The rules of courtship in Othello involved keeping a relationship secret, using others to communicate between lovers, giving small gifts as tokens of affection, and giving a more special gift as a secret symbol of engagement. Many of the courtship rules in the time in which Othello was written were offshoots of older medieval traditions.

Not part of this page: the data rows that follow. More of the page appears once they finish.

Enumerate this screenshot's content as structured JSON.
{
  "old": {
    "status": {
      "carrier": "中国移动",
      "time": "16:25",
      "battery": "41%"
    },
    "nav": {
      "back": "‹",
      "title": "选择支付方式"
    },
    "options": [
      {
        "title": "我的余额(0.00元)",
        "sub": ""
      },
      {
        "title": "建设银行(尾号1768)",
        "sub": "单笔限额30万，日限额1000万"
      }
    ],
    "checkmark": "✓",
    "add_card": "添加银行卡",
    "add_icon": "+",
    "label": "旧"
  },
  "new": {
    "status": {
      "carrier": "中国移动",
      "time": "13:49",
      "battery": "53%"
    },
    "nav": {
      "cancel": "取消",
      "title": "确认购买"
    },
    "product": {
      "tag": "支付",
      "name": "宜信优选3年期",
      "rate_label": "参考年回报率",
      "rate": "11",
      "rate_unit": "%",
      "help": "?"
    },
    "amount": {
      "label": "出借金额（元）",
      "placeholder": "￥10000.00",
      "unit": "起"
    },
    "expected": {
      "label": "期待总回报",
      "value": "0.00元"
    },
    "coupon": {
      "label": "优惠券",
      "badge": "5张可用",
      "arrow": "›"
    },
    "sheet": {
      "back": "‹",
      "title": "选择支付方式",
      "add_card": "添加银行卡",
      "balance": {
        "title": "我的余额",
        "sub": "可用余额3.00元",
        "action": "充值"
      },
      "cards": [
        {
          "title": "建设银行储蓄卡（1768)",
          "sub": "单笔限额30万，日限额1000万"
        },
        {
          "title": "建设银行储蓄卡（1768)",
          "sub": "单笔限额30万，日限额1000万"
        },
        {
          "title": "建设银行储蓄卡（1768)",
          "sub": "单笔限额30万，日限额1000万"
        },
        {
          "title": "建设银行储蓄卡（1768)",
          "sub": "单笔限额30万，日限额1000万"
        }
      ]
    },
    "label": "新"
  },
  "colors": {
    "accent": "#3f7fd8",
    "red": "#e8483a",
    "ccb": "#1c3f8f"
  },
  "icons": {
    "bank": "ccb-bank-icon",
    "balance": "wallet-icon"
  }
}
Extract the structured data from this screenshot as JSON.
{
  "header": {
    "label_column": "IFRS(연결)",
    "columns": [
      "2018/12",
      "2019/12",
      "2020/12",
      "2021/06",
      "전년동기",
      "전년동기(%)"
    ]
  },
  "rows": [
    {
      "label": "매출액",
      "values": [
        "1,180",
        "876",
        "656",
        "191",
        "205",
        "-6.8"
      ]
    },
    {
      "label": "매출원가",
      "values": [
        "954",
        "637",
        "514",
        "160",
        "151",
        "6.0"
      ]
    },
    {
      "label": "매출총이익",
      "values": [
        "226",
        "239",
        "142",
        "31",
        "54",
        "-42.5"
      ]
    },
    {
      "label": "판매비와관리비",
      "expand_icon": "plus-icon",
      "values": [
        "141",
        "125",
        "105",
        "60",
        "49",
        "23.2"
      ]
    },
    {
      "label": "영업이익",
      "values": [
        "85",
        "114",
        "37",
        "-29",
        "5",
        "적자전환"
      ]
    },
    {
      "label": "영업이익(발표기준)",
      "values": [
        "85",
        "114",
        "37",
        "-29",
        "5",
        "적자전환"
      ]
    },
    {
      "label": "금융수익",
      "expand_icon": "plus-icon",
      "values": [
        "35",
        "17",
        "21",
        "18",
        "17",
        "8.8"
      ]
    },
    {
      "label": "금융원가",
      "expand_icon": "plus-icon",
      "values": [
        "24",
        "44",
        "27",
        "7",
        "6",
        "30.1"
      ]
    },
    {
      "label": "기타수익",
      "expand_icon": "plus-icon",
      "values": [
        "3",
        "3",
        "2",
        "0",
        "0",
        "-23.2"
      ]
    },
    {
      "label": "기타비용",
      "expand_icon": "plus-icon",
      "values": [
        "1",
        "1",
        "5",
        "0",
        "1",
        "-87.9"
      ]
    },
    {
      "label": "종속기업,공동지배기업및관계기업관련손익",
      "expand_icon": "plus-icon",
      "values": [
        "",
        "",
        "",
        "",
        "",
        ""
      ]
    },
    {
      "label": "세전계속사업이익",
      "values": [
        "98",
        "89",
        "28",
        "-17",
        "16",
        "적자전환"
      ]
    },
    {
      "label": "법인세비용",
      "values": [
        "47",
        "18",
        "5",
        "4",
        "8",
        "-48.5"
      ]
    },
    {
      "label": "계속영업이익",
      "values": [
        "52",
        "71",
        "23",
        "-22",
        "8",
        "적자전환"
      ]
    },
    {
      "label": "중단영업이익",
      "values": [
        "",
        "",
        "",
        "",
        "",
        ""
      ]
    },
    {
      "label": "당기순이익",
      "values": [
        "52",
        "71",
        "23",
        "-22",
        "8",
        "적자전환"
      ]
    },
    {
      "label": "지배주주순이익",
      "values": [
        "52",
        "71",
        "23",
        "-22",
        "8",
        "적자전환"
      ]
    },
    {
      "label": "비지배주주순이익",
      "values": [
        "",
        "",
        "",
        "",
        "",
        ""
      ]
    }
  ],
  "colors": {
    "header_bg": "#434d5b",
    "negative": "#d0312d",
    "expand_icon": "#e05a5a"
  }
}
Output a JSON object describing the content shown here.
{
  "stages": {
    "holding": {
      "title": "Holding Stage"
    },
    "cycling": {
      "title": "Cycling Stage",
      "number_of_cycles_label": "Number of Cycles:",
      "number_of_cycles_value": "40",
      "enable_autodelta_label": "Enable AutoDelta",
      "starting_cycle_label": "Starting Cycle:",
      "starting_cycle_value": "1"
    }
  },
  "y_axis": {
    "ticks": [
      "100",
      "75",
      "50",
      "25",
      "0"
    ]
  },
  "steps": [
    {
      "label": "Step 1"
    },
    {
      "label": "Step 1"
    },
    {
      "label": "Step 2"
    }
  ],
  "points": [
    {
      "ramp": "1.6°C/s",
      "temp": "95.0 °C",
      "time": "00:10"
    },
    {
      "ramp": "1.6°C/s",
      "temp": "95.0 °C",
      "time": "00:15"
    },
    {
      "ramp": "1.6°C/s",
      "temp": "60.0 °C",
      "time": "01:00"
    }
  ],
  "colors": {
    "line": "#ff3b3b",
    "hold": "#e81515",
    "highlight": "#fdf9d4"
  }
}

Much about these courtship rules was intended to protect the reputations of everyone involved. If Othello publicly responded to Desdemona's apparent attraction, he risked both making her father angry and making himself look foolish if Desdemona ended up denying him. This is why individuals such as Michael Cassio are used: they could send and receive messages for both parties, allowing Othello and Desdemona to be certain of their mutual attraction. Individuals such as Cassio would also bear small gifts that these secret lovers wished to exchange with one another. When the relationship had become very serious, the rules of courtship dictated that the gifts became more serious, culminating in a gift that served as a secret symbol of engagement. While this gift was traditionally a blue garter, Othello's gift to Desdemona was a handkerchief. Othello was obsessed with the handkerchief because it represented the secret love they shared. Other courtship rules included the lady's maid of honor serving as witness to both the engagement and any sex that came afterward, helping to hold the man accountable if he should try to break the engagement, especially if his lady was pregnant.